Learning To Appreciate Learning This is indeed a lofty goal; but can we attain it? The expression “it takes a village to raise a child” should also apply to education. It does take that village to truly educate a child. But that education must start at home. http://www.evolllution.com/social_responsibility/learning-to-appreciate-learning/

The number of underrepresented minority trainees is woefully low in the STEM fields in the US. According to the data from the National Science Foundation, a mere 6.7% of the science PhD degrees awarded in 2008 went to underrepresented minority candidates (African American, Hispanic and Native Americans). More alarming is the lack of progress in increasing this number, it was 6% in 2000. Read more about the latest study, “Expanding Underrepresented Minority Participation: America’s Science and Technology Talent at the Crossroads” at http://www.nap.edu/catalog.php?record_id=12984

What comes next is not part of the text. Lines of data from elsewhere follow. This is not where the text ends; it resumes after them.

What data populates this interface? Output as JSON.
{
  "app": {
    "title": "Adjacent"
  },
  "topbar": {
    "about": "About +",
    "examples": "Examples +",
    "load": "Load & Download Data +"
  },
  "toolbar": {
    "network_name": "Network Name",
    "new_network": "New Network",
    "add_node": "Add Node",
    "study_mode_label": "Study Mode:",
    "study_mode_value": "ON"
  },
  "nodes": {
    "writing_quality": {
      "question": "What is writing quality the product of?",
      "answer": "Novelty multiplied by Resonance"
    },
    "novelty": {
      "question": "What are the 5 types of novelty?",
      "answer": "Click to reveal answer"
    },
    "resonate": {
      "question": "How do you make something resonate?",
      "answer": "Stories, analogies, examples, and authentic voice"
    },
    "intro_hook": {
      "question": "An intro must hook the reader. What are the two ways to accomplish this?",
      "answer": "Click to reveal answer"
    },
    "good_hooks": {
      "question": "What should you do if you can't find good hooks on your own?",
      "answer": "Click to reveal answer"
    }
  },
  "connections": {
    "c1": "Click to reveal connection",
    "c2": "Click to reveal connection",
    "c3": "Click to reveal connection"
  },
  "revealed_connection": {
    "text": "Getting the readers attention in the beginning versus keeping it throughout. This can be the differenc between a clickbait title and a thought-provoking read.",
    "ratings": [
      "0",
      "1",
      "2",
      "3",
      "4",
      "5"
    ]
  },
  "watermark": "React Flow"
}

The National Organization of Gay and Lesbian Scientists and Technical Professionals (NOGLSTP) held a unique event, Out to Innovate, a career summit for lesbian, gay, bisexual and transgender (LGBT) professionals in the scientific and technical workforces. Held at the University of Southern California on October 9, 2010, this event brought in professionals in academia, industry, and government and students and postdoctoral scholars from schools and universities across the country. Read more about this inaugural event, http://www.minoritypostdoc.org/view/2010-1-2-roca-NOGLSTP.html

“Graduate Programs Grow Less Diverse Without Racial Preferences, Research Suggests”, Chronicle of Higher Education. Read more, http://chronicle.com/article/Graduate-Programs-Grow-Less/125459/

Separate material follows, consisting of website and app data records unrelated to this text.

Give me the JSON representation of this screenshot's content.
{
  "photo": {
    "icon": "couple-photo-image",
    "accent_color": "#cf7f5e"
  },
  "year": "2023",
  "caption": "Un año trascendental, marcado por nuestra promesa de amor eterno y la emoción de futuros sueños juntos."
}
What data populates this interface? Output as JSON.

President Obama said, “By 2020, America will once again have the highest proportion of college graduates in the world. That is a goal we can meet.” Is this really a goal we can meet? The United States has lost its long-standing lead with an educated population. How do we fix this? What do the statistics from the Organisation for Economic Co-operation and Development show? Read more about this issue, http://www.quickanded.com/2009/02/obama-on-higher-education.html

Faculty in the STEM fields are rewarded for their record of research and publication with little to no recognition for their work in recruiting and mentoring/retaining trainees and faculty from underrepresented groups. This model is not sustainable. Read more about this, http://chronicle.com/article/We-Need-to-Reward-Those-Who/126591/